Buying a boat, Selling a boat.......
This is a picture of my 4th sailboat. I have purchased each boat with dreams of sailing off for an extended time, possibly never coming back to reality.
My first boat was a storm-damaged boat with a 4 foot gash in the side, an old 25' Hunter. It was almost free, but there was a lot of work to get her ready for sailing. I didn't even try to work on the gash, I hired a fiberglass guy for that - he made it bulletproof at that spot. This was my boat to learn on and decide if I really wanted to go cruising. It didn't take much to convince me and I was trying to convince my partner we needed to take a few months and sail to the Keys to see how great it was. He told me it wasn't big enough to travel in.

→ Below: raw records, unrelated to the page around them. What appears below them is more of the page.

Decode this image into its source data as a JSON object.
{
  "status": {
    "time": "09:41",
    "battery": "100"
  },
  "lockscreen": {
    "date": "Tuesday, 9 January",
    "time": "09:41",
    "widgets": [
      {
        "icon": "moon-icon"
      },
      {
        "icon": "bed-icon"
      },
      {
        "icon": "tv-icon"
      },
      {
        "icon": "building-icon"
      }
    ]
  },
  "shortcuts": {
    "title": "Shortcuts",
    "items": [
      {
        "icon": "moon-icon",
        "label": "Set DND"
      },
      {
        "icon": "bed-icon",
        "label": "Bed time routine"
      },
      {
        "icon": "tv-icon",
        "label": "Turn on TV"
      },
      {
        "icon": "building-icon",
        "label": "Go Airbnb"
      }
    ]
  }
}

OK, so I started looking at bigger boats. I had convinced him that we needed to sell everything and visit the Caribbean in our own boat. He went along with the plan, probably assuming I'd never get it all together. The next boat I found was a 35' Morgan, an oldie, but solid. It was in my price range and so I made a low offer and it was accepted.
In the meantime, I had sold the Hunter - on time payments. Great idea, I ended up repossessing it one cold winter evening - but that's another story. It wasn't easy to resell, this time for cash, I made pretty good money on that little boat.

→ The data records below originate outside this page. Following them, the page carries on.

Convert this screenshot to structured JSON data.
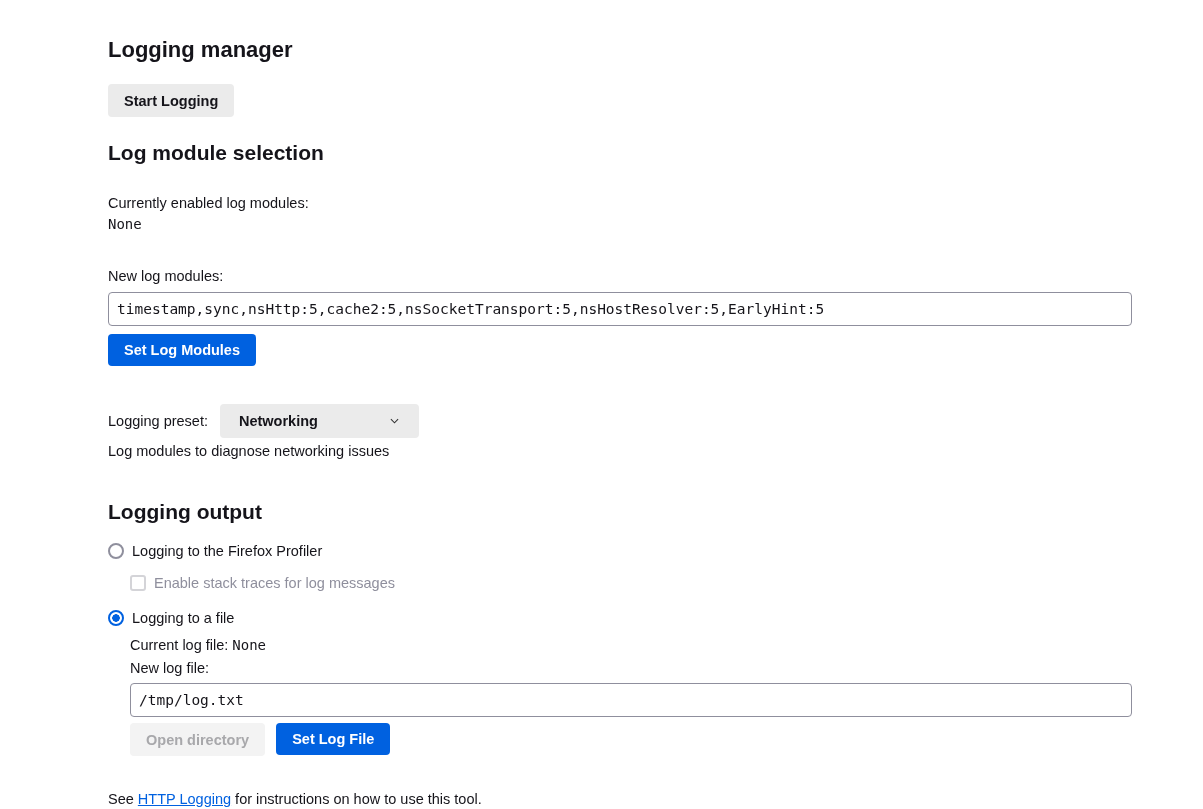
{
  "title": "Logging manager",
  "start_button": "Start Logging",
  "module_section": {
    "heading": "Log module selection",
    "current_label": "Currently enabled log modules:",
    "current_value": "None",
    "new_label": "New log modules:",
    "new_value": "timestamp,sync,nsHttp:5,cache2:5,nsSocketTransport:5,nsHostResolver:5,EarlyHint:5",
    "set_button": "Set Log Modules"
  },
  "preset": {
    "label": "Logging preset:",
    "value": "Networking",
    "description": "Log modules to diagnose networking issues"
  },
  "output_section": {
    "heading": "Logging output",
    "options": [
      {
        "kind": "radio",
        "label": "Logging to the Firefox Profiler",
        "selected": false
      },
      {
        "kind": "checkbox",
        "label": "Enable stack traces for log messages",
        "checked": false,
        "disabled": true
      },
      {
        "kind": "radio",
        "label": "Logging to a file",
        "selected": true
      }
    ],
    "current_file_label": "Current log file:",
    "current_file_value": "None",
    "new_file_label": "New log file:",
    "new_file_value": "/tmp/log.txt",
    "buttons": [
      {
        "label": "Open directory",
        "disabled": true,
        "primary": false
      },
      {
        "label": "Set Log File",
        "disabled": false,
        "primary": true
      }
    ]
  },
  "footer": {
    "before": "See ",
    "link": "HTTP Logging",
    "after": " for instructions on how to use this tool."
  }
}
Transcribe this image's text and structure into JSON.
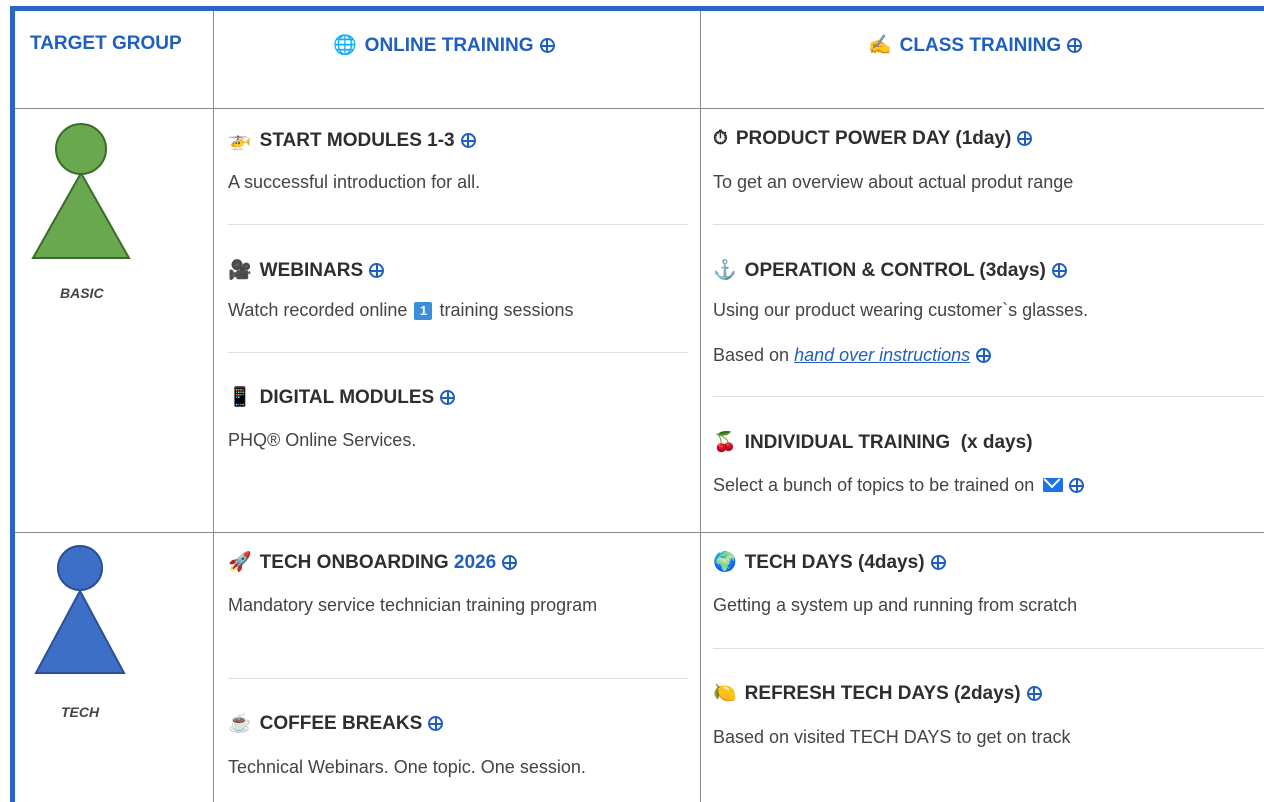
{
  "header": {
    "target_group": "TARGET GROUP",
    "online_training": "ONLINE TRAINING",
    "online_icon": "globe-icon",
    "class_training": "CLASS TRAINING",
    "class_icon": "writing-hand-icon"
  },
  "groups": {
    "basic_label": "BASIC",
    "tech_label": "TECH"
  },
  "online": {
    "start_modules": {
      "title": "START MODULES 1-3",
      "desc": "A successful introduction for all.",
      "icon": "helicopter-icon"
    },
    "webinars": {
      "title": "WEBINARS",
      "desc_before": "Watch recorded online",
      "badge": "1",
      "desc_after": "training sessions",
      "icon": "movie-camera-icon"
    },
    "digital_modules": {
      "title": "DIGITAL MODULES",
      "desc": "PHQ® Online Services.",
      "icon": "mobile-phone-icon"
    },
    "tech_onboarding": {
      "title": "TECH ONBOARDING",
      "year": "2026",
      "desc": "Mandatory service technician training program",
      "icon": "rocket-icon"
    },
    "coffee_breaks": {
      "title": "COFFEE BREAKS",
      "desc": "Technical Webinars. One topic. One session.",
      "icon": "coffee-icon"
    }
  },
  "class": {
    "product_power_day": {
      "title": "PRODUCT POWER DAY (1day)",
      "desc": "To get an overview about actual produt range",
      "icon": "stopwatch-icon"
    },
    "operation_control": {
      "title": "OPERATION & CONTROL (3days)",
      "desc": "Using our product wearing customer`s glasses.",
      "desc2_prefix": "Based on",
      "link": "hand over instructions",
      "icon": "anchor-icon"
    },
    "individual_training": {
      "title": "INDIVIDUAL TRAINING  (x days)",
      "desc": "Select a bunch of topics to be trained on",
      "icon": "cherries-icon"
    },
    "tech_days": {
      "title": "TECH DAYS (4days)",
      "desc": "Getting a system up and running from scratch",
      "icon": "globe-icon"
    },
    "refresh_tech_days": {
      "title": "REFRESH TECH DAYS (2days)",
      "desc": "Based on visited TECH DAYS to get on track",
      "icon": "lemon-icon"
    }
  },
  "colors": {
    "accent": "#1f5fbf",
    "frame": "#2a66c8",
    "basic_figure": "#6aa84f",
    "tech_figure": "#3d6fc6"
  }
}
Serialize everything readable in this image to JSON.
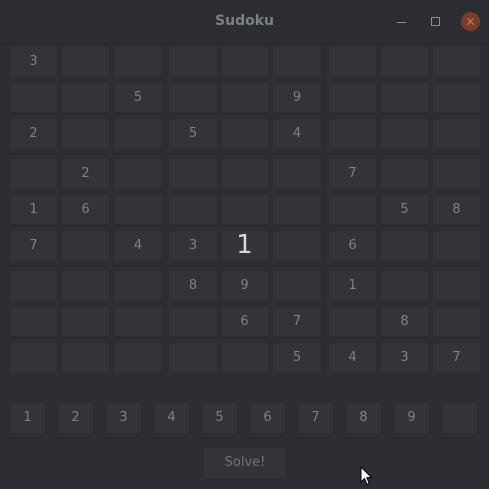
{
  "window": {
    "title": "Sudoku"
  },
  "grid": [
    [
      "3",
      "",
      "",
      "",
      "",
      "",
      "",
      "",
      ""
    ],
    [
      "",
      "",
      "5",
      "",
      "",
      "9",
      "",
      "",
      ""
    ],
    [
      "2",
      "",
      "",
      "5",
      "",
      "4",
      "",
      "",
      ""
    ],
    [
      "",
      "2",
      "",
      "",
      "",
      "",
      "7",
      "",
      ""
    ],
    [
      "1",
      "6",
      "",
      "",
      "",
      "",
      "",
      "5",
      "8"
    ],
    [
      "7",
      "",
      "4",
      "3",
      "1",
      "",
      "6",
      "",
      ""
    ],
    [
      "",
      "",
      "",
      "8",
      "9",
      "",
      "1",
      "",
      ""
    ],
    [
      "",
      "",
      "",
      "",
      "6",
      "7",
      "",
      "8",
      ""
    ],
    [
      "",
      "",
      "",
      "",
      "",
      "5",
      "4",
      "3",
      "7"
    ]
  ],
  "numpad": [
    "1",
    "2",
    "3",
    "4",
    "5",
    "6",
    "7",
    "8",
    "9",
    ""
  ],
  "solve_label": "Solve!"
}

So, after a couple years of getting the Morgan ready for cruising and having multiple garage sales to get rid of everything, I was ready to leave. I left my rental property in the hands of a supposedly good rental management company. We sailed down to the Keys and landed in Marathon after visiting the Dry Tortugas and Key West (of course). When I got my mail, I found that the management company was not doing what I needed, so we got jobs, I put the properties up for sale and we made more improvements to the boat.
Almost a year later, we crossed over to Bimini and moved down the islands to the Dominican Republic and beyond. By the time we got to Grenada, I had not seen a bigger boat that I liked, but I sure found one there. She was a CT47, cutter rigged and just beautiful. And I bought it. So,

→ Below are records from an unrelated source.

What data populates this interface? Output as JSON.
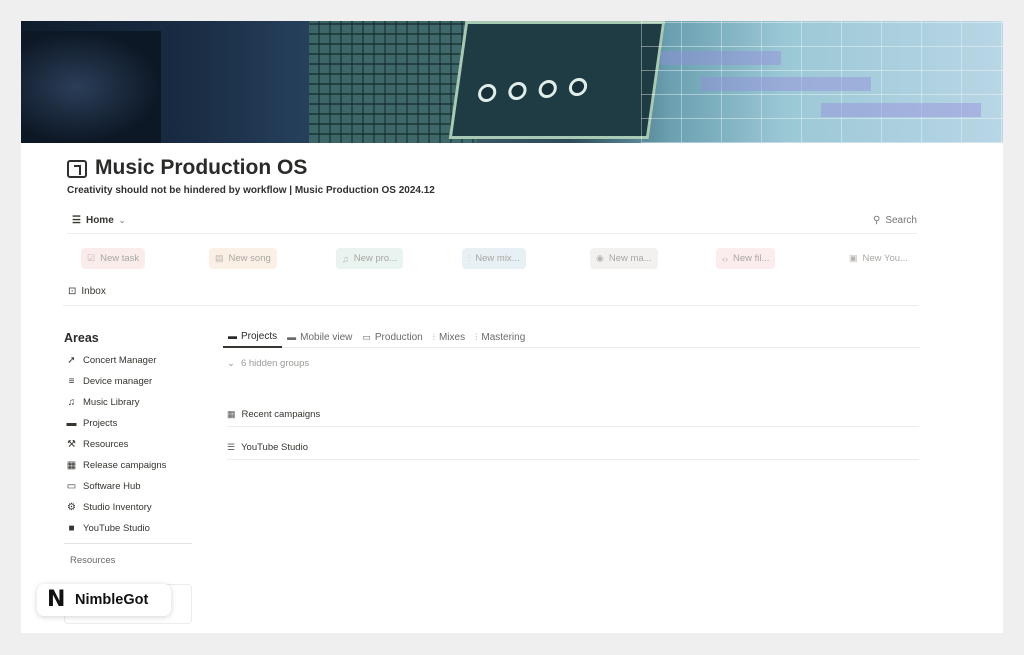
{
  "page": {
    "title": "Music Production OS",
    "subtitle": "Creativity should not be hindered by workflow | Music Production OS 2024.12"
  },
  "viewbar": {
    "view_label": "Home",
    "search_label": "Search"
  },
  "quick_buttons": [
    {
      "label": "New task",
      "icon": "checkbox-icon",
      "tint": "#fbecec"
    },
    {
      "label": "New song",
      "icon": "document-icon",
      "tint": "#fbf0e6"
    },
    {
      "label": "New pro...",
      "icon": "music-icon",
      "tint": "#e9f3f0"
    },
    {
      "label": "New mix...",
      "icon": "sliders-icon",
      "tint": "#e7f1f5"
    },
    {
      "label": "New ma...",
      "icon": "disc-icon",
      "tint": "#f2f1f0"
    },
    {
      "label": "New fil...",
      "icon": "code-icon",
      "tint": "#fbeded"
    },
    {
      "label": "New You...",
      "icon": "video-icon",
      "tint": "#ffffff"
    }
  ],
  "inbox": {
    "label": "Inbox"
  },
  "areas": {
    "title": "Areas",
    "items": [
      {
        "label": "Concert Manager",
        "icon": "megaphone-icon"
      },
      {
        "label": "Device manager",
        "icon": "database-icon"
      },
      {
        "label": "Music Library",
        "icon": "music-icon"
      },
      {
        "label": "Projects",
        "icon": "folder-icon"
      },
      {
        "label": "Resources",
        "icon": "wrench-icon"
      },
      {
        "label": "Release campaigns",
        "icon": "table-icon"
      },
      {
        "label": "Software Hub",
        "icon": "browser-icon"
      },
      {
        "label": "Studio Inventory",
        "icon": "gears-icon"
      },
      {
        "label": "YouTube Studio",
        "icon": "video-icon"
      }
    ],
    "partial_label": "Resources"
  },
  "tabs": [
    {
      "label": "Projects",
      "icon": "folder-icon",
      "active": true
    },
    {
      "label": "Mobile view",
      "icon": "folder-icon",
      "active": false
    },
    {
      "label": "Production",
      "icon": "laptop-icon",
      "active": false
    },
    {
      "label": "Mixes",
      "icon": "sliders-icon",
      "active": false
    },
    {
      "label": "Mastering",
      "icon": "sliders-icon",
      "active": false
    }
  ],
  "groups": {
    "hidden_label": "6 hidden groups",
    "rows": [
      {
        "label": "Recent campaigns",
        "icon": "table-icon"
      },
      {
        "label": "YouTube Studio",
        "icon": "list-icon"
      }
    ]
  },
  "brand": {
    "name": "NimbleGot",
    "logo_letter": "N"
  }
}
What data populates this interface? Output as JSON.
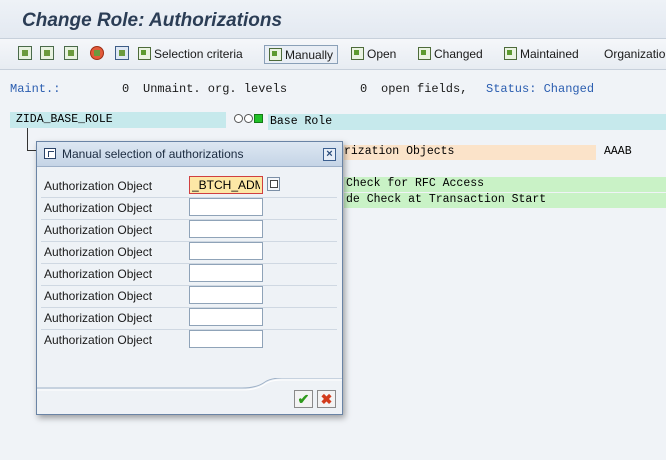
{
  "window": {
    "title": "Change Role: Authorizations"
  },
  "toolbar": {
    "selection_criteria": "Selection criteria",
    "manually": "Manually",
    "open": "Open",
    "changed": "Changed",
    "maintained": "Maintained",
    "organization": "Organizatio"
  },
  "status": {
    "maint_label": "Maint.:",
    "unmaint_count": "0",
    "unmaint_label": "Unmaint. org. levels",
    "open_count": "0",
    "open_label": "open fields,",
    "status_label": "Status: Changed"
  },
  "tree": {
    "role_name": "ZIDA_BASE_ROLE",
    "base_role_text": "Base Role",
    "auth_objects_text": "rization Objects",
    "auth_objects_value": "AAAB",
    "rfc_text": "Check for RFC Access",
    "tcode_text": "de Check at Transaction Start"
  },
  "dialog": {
    "title": "Manual selection of authorizations",
    "field_label": "Authorization Object",
    "rows": [
      {
        "label": "Authorization Object",
        "value": "_BTCH_ADM"
      },
      {
        "label": "Authorization Object",
        "value": ""
      },
      {
        "label": "Authorization Object",
        "value": ""
      },
      {
        "label": "Authorization Object",
        "value": ""
      },
      {
        "label": "Authorization Object",
        "value": ""
      },
      {
        "label": "Authorization Object",
        "value": ""
      },
      {
        "label": "Authorization Object",
        "value": ""
      },
      {
        "label": "Authorization Object",
        "value": ""
      }
    ]
  },
  "colors": {
    "status_blue": "#2a5db0",
    "active_field": "#fde8a6",
    "green_row": "#c9f2c6",
    "orange_row": "#fbe3c9",
    "cyan_row": "#c6e9ec"
  }
}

now 2 boats - one has to go. It took me a few months to sell the Morgan and even though I loved my new boat, I'm glad I didn't see it leave the harbor, I felt very sad about selling her, after all we'd been through.
About 7 years later, 3 years after my partner abandoned ship, I felt I needed to sell my CT47. It was way to big for singlehanding, all the repairs and maintenance cost a fortune. It was a tough decision and the day after the sale, I was at the airport walking out to the plane and trying very hard not to cry about leaving my boat and leaving the life I loved.
I landed in Daytona Beach, unfortunately an area populated by NASCAR and Harley fans and not sailboats and sailing people. Sure, there were a few, but certainly not like I was used to. After a couple years, I found myself looking at ads for sailboats - and bought a really sweet little 32' Morgan. And I know when I sell her, I will again try not to cry at the closing.
I know it's not just the sale of a boat, but the realization of the end of the dreams I had when I purchased each boat.